• Material supplied:
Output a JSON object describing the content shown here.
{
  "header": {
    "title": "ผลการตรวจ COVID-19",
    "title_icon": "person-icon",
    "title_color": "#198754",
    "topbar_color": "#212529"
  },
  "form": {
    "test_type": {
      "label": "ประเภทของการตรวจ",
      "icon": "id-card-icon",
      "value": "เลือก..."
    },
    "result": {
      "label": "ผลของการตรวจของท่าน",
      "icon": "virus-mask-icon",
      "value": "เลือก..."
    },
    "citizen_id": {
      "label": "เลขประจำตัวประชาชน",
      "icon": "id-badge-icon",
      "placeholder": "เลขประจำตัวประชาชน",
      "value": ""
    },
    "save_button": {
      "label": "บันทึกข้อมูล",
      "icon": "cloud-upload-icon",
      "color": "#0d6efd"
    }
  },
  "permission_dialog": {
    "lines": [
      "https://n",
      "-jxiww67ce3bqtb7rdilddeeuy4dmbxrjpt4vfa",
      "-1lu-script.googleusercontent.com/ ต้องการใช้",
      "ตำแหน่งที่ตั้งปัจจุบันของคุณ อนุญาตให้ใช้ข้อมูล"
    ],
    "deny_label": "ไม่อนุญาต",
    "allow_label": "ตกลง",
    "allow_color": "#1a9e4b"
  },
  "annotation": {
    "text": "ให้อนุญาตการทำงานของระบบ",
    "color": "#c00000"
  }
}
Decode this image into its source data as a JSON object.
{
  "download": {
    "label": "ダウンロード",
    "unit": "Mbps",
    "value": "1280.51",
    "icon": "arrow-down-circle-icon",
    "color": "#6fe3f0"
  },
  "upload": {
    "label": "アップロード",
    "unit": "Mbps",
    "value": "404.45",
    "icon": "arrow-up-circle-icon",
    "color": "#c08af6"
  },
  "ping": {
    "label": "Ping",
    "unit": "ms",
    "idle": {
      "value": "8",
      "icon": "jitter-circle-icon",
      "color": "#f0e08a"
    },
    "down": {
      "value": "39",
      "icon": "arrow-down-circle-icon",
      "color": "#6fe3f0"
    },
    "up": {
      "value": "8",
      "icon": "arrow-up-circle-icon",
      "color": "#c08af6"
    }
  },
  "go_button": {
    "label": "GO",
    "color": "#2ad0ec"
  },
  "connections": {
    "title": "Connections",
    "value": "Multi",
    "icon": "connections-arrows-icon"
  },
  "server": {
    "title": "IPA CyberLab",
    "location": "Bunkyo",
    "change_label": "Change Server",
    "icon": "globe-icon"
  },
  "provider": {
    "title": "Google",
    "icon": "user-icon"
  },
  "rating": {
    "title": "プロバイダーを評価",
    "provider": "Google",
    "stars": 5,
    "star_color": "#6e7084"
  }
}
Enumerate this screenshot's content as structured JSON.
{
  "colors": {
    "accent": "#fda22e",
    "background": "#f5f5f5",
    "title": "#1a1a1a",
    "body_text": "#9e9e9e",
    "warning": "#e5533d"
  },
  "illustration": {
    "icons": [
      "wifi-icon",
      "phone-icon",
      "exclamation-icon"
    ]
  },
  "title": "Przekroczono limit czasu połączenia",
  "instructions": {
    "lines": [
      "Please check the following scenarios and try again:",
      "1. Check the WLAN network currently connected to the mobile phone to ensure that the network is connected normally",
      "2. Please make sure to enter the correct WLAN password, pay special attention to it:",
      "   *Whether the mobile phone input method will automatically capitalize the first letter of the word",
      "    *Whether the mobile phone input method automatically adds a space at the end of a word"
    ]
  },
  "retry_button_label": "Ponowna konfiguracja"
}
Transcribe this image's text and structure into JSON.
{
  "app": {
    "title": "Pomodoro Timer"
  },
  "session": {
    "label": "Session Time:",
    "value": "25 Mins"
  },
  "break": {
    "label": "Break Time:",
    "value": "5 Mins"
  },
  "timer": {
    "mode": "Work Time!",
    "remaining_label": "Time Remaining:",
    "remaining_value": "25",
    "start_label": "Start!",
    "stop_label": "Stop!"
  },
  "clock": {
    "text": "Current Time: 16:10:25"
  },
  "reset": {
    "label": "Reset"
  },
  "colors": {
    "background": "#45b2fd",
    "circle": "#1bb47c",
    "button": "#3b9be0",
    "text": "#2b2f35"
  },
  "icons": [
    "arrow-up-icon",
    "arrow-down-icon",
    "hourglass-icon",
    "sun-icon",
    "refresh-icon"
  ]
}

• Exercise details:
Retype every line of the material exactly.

• Written response:
Output a JSON object describing the content shown here.
{
  "header": {
    "title": "ผลการตรวจ COVID-19",
    "title_icon": "person-icon",
    "title_color": "#198754",
    "topbar_color": "#212529"
  },
  "form": {
    "test_type": {
      "label": "ประเภทของการตรวจ",
      "icon": "id-card-icon",
      "value": "เลือก..."
    },
    "result": {
      "label": "ผลของการตรวจของท่าน",
      "icon": "virus-mask-icon",
      "value": "เลือก..."
    },
    "citizen_id": {
      "label": "เลขประจำตัวประชาชน",
      "icon": "id-badge-icon",
      "placeholder": "เลขประจำตัวประชาชน",
      "value": ""
    },
    "save_button": {
      "label": "บันทึกข้อมูล",
      "icon": "cloud-upload-icon",
      "color": "#0d6efd"
    }
  },
  "permission_dialog": {
    "lines": [
      "https://n",
      "-jxiww67ce3bqtb7rdilddeeuy4dmbxrjpt4vfa",
      "-1lu-script.googleusercontent.com/ ต้องการใช้",
      "ตำแหน่งที่ตั้งปัจจุบันของคุณ อนุญาตให้ใช้ข้อมูล"
    ],
    "deny_label": "ไม่อนุญาต",
    "allow_label": "ตกลง",
    "allow_color": "#1a9e4b"
  },
  "annotation": {
    "text": "ให้อนุญาตการทำงานของระบบ",
    "color": "#c00000"
  }
}
Decode this image into its source data as a JSON object.
{
  "download": {
    "label": "ダウンロード",
    "unit": "Mbps",
    "value": "1280.51",
    "icon": "arrow-down-circle-icon",
    "color": "#6fe3f0"
  },
  "upload": {
    "label": "アップロード",
    "unit": "Mbps",
    "value": "404.45",
    "icon": "arrow-up-circle-icon",
    "color": "#c08af6"
  },
  "ping": {
    "label": "Ping",
    "unit": "ms",
    "idle": {
      "value": "8",
      "icon": "jitter-circle-icon",
      "color": "#f0e08a"
    },
    "down": {
      "value": "39",
      "icon": "arrow-down-circle-icon",
      "color": "#6fe3f0"
    },
    "up": {
      "value": "8",
      "icon": "arrow-up-circle-icon",
      "color": "#c08af6"
    }
  },
  "go_button": {
    "label": "GO",
    "color": "#2ad0ec"
  },
  "connections": {
    "title": "Connections",
    "value": "Multi",
    "icon": "connections-arrows-icon"
  },
  "server": {
    "title": "IPA CyberLab",
    "location": "Bunkyo",
    "change_label": "Change Server",
    "icon": "globe-icon"
  },
  "provider": {
    "title": "Google",
    "icon": "user-icon"
  },
  "rating": {
    "title": "プロバイダーを評価",
    "provider": "Google",
    "stars": 5,
    "star_color": "#6e7084"
  }
}
Enumerate this screenshot's content as structured JSON.
{
  "colors": {
    "accent": "#fda22e",
    "background": "#f5f5f5",
    "title": "#1a1a1a",
    "body_text": "#9e9e9e",
    "warning": "#e5533d"
  },
  "illustration": {
    "icons": [
      "wifi-icon",
      "phone-icon",
      "exclamation-icon"
    ]
  },
  "title": "Przekroczono limit czasu połączenia",
  "instructions": {
    "lines": [
      "Please check the following scenarios and try again:",
      "1. Check the WLAN network currently connected to the mobile phone to ensure that the network is connected normally",
      "2. Please make sure to enter the correct WLAN password, pay special attention to it:",
      "   *Whether the mobile phone input method will automatically capitalize the first letter of the word",
      "    *Whether the mobile phone input method automatically adds a space at the end of a word"
    ]
  },
  "retry_button_label": "Ponowna konfiguracja"
}
Transcribe this image's text and structure into JSON.
{
  "app": {
    "title": "Pomodoro Timer"
  },
  "session": {
    "label": "Session Time:",
    "value": "25 Mins"
  },
  "break": {
    "label": "Break Time:",
    "value": "5 Mins"
  },
  "timer": {
    "mode": "Work Time!",
    "remaining_label": "Time Remaining:",
    "remaining_value": "25",
    "start_label": "Start!",
    "stop_label": "Stop!"
  },
  "clock": {
    "text": "Current Time: 16:10:25"
  },
  "reset": {
    "label": "Reset"
  },
  "colors": {
    "background": "#45b2fd",
    "circle": "#1bb47c",
    "button": "#3b9be0",
    "text": "#2b2f35"
  },
  "icons": [
    "arrow-up-icon",
    "arrow-down-icon",
    "hourglass-icon",
    "sun-icon",
    "refresh-icon"
  ]
}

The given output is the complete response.